* **Activity**:
Only the number is needed. Please count the lines below in which the word "Нравится" occurs.

* **Given entries**:

══════════════════════════════

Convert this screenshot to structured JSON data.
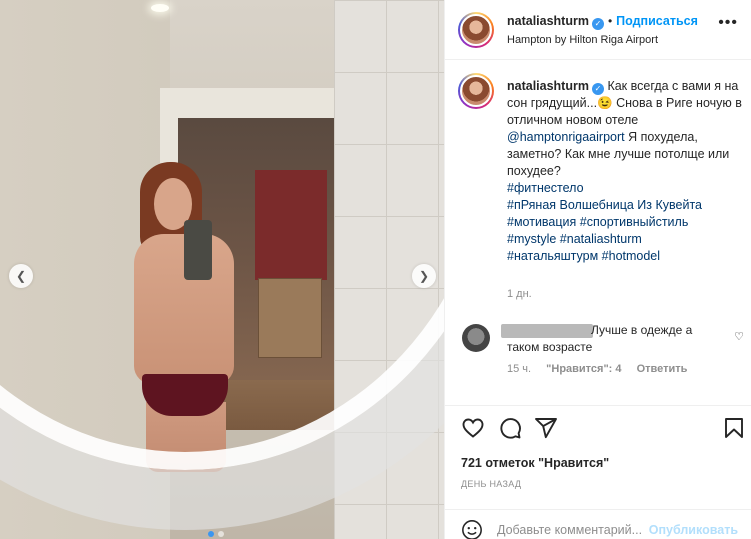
{
  "post": {
    "username": "nataliashturm",
    "follow_label": "Подписаться",
    "separator": "•",
    "location": "Hampton by Hilton Riga Airport",
    "verified_glyph": "✓"
  },
  "caption": {
    "username": "nataliashturm",
    "text_before_mention": "Как всегда с вами я на сон грядущий...😉 Снова в Риге ночую в отличном новом отеле",
    "mention": "@hamptonrigaairport",
    "text_after_mention": "Я похудела, заметно? Как мне лучше потолще или похудее?",
    "hashtags": [
      "#фитнестело",
      "#пРяная Волшебница Из Кувейта",
      "#мотивация #спортивныйстиль",
      "#mystyle #nataliashturm",
      "#натальяштурм #hotmodel"
    ],
    "time": "1 дн."
  },
  "comment": {
    "text": "Лучше в одежде а таком возрасте",
    "time": "15 ч.",
    "likes": "\"Нравится\": 4",
    "reply": "Ответить"
  },
  "actions": {
    "likes_count": "721 отметок \"Нравится\"",
    "date": "ДЕНЬ НАЗАД",
    "comment_placeholder": "Добавьте комментарий...",
    "publish_label": "Опубликовать"
  },
  "icons": {
    "more": "more-icon",
    "like": "heart-icon",
    "comment": "comment-icon",
    "share": "share-icon",
    "save": "bookmark-icon",
    "emoji": "emoji-icon",
    "prev": "chevron-left-icon",
    "next": "chevron-right-icon"
  },
  "colors": {
    "link": "#00376b",
    "follow": "#0095f6",
    "verified": "#3897f0",
    "muted": "#8e8e8e",
    "publish_disabled": "#b2dffc"
  }
}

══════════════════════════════

* **Answer to this problem**:
2